The play's transfer now to the West End, with the same consummate cast (David Burke, Sara Kestelman, and Matthew Marsh) confirms the justice of all this praise. One of the play's great virtues is its absolute purity of focus; it trains its lens on three characters who are still arguing, in limbo beyond the grave, about what really transpired when the German nuclear physicist Werner Heisenberg made a mysterious, fateful and inconclusive visit to his former teacher and mentor, Niels Bohr, in Nazi-occupied Copenhagen in 1941. Was his mission to warn Bohr of the German atomic bomb programme or to try to recruit him for it?
The play's austere concentration was heightened in the Cottesloe by placing the action on a bare circular set with part of the audience sitting on steeply raked seats at the back, like jurors. The Duchess Theatre has such an intimate lecture-room atmosphere that similar conditions can be created with amazing ease.
Seeing Copenhagen again, I was struck by the powerful way it engages the feelings as well as the intellect, a fact perhaps under-emphasised the first time round. The play is much more than a cerebral thriller about shifting interpretations and the painful ironies that proliferate from the conjunction of pure science and impure Realpolitik.
Delicately applying Heisenberg's Uncertainty Principle, the drama develops into a profound and haunting meditation on the mysteries of human motivation. It is also a sad love story of sorts, the older scientist seeking, and then feeling betrayed by, a substitute son.

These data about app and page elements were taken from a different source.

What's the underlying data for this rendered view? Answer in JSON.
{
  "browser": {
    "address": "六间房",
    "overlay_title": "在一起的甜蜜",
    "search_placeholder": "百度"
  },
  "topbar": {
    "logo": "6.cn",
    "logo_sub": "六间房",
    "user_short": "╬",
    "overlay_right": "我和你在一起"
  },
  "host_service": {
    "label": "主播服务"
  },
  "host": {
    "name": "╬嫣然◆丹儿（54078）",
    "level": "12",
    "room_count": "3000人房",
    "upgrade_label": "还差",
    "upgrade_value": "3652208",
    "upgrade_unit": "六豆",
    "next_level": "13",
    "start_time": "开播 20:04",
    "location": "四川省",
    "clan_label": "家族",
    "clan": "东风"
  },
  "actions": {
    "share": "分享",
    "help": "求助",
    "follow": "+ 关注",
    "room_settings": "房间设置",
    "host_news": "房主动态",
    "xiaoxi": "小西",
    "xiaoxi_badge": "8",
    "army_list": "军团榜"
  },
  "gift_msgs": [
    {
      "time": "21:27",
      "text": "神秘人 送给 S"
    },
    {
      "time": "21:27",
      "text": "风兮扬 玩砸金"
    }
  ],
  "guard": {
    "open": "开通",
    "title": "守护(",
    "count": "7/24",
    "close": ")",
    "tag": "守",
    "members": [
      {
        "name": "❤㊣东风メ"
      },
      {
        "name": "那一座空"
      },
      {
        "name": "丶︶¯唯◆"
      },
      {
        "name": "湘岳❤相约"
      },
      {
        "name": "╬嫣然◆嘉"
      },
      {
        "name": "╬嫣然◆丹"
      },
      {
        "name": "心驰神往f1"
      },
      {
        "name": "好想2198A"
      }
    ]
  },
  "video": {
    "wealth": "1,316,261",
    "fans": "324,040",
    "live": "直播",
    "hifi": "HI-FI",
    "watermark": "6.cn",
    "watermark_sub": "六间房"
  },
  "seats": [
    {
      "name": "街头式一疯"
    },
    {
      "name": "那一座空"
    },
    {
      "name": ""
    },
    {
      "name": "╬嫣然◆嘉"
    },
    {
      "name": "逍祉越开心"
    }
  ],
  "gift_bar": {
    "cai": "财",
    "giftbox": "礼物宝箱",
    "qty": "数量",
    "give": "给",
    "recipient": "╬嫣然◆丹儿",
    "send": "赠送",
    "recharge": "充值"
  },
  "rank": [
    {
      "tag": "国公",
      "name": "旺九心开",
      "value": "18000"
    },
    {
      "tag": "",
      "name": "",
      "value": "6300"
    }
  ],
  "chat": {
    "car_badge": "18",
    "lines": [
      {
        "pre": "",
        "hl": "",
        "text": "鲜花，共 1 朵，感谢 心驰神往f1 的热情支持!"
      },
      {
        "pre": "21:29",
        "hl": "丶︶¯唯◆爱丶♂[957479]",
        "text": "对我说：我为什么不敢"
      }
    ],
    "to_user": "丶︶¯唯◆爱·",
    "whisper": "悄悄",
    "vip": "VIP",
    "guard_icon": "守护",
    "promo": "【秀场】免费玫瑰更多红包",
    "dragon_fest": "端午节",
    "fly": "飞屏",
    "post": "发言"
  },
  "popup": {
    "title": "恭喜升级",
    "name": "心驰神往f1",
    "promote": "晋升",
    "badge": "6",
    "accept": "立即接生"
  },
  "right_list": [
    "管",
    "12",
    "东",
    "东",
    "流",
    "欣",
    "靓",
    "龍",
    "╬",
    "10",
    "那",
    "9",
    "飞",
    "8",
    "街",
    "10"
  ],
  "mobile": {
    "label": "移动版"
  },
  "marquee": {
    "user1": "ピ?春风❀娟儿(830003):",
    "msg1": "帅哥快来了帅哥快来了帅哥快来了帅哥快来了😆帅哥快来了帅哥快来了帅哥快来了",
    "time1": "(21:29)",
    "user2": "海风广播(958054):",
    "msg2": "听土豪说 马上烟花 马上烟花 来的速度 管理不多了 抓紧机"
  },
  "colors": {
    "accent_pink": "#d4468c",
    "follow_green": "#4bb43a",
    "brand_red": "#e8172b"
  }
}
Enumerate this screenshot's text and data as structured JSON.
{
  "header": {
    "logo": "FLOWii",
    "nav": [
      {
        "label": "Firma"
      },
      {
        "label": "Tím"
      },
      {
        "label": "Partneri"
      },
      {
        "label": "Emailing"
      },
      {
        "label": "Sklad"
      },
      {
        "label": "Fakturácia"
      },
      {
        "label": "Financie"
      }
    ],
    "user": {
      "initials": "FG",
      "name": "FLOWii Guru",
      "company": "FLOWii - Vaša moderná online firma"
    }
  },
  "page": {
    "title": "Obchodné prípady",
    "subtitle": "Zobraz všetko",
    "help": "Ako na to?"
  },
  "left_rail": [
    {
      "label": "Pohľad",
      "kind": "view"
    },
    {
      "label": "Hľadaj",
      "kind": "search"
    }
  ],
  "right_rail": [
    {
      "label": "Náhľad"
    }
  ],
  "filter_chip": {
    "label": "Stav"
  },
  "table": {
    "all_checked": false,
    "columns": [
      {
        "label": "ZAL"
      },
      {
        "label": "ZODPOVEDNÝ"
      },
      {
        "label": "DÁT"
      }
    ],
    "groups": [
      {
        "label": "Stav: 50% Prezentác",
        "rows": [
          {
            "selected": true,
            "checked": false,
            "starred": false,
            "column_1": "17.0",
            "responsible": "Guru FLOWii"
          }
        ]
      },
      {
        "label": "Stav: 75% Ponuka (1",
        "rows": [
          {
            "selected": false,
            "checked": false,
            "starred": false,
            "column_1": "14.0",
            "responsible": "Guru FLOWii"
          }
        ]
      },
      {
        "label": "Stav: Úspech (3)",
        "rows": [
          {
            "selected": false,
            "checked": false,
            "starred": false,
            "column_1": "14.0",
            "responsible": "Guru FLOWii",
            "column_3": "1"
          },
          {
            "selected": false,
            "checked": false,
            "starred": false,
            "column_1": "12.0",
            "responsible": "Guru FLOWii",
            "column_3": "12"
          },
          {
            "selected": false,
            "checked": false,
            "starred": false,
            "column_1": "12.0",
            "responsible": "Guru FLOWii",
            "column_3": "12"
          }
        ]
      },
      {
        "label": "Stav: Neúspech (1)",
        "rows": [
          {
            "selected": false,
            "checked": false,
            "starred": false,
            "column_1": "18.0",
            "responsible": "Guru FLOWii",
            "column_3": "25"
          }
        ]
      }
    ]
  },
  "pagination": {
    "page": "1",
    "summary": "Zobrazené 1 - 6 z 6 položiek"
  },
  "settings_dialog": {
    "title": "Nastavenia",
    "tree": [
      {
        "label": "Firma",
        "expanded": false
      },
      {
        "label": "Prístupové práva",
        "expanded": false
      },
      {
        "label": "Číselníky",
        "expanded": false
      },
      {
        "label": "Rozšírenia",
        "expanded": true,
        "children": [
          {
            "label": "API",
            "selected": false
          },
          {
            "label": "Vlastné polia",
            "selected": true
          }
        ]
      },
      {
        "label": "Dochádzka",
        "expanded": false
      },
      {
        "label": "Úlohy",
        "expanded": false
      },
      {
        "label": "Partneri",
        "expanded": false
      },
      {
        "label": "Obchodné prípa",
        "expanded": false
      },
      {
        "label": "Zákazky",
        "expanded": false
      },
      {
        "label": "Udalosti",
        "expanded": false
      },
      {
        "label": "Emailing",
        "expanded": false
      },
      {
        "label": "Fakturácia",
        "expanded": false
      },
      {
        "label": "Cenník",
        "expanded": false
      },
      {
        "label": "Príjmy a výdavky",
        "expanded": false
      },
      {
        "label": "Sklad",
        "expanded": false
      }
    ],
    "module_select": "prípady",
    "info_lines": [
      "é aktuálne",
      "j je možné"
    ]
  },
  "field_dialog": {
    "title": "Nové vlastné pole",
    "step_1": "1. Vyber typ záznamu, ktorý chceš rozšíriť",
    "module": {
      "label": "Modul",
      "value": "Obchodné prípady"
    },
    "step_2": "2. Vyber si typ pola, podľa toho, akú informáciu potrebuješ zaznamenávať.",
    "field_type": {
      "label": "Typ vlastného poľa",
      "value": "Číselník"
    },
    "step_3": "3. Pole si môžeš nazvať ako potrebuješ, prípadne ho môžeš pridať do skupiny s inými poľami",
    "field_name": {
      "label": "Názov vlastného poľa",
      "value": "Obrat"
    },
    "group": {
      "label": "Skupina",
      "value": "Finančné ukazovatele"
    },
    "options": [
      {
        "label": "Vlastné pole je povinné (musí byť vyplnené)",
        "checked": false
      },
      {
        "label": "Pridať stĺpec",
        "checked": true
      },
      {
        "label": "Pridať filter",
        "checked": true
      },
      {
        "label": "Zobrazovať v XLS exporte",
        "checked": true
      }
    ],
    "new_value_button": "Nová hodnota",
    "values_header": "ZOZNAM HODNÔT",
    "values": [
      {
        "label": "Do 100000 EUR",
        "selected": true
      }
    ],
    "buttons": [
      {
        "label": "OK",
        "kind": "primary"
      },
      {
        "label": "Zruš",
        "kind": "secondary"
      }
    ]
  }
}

Michael Blakemore's superb production is beautifully attentive to the play's recurring rhythms, as this trio endlessly re-enacts that momentous 1941 encounter. A demanding and richly rewarding evening.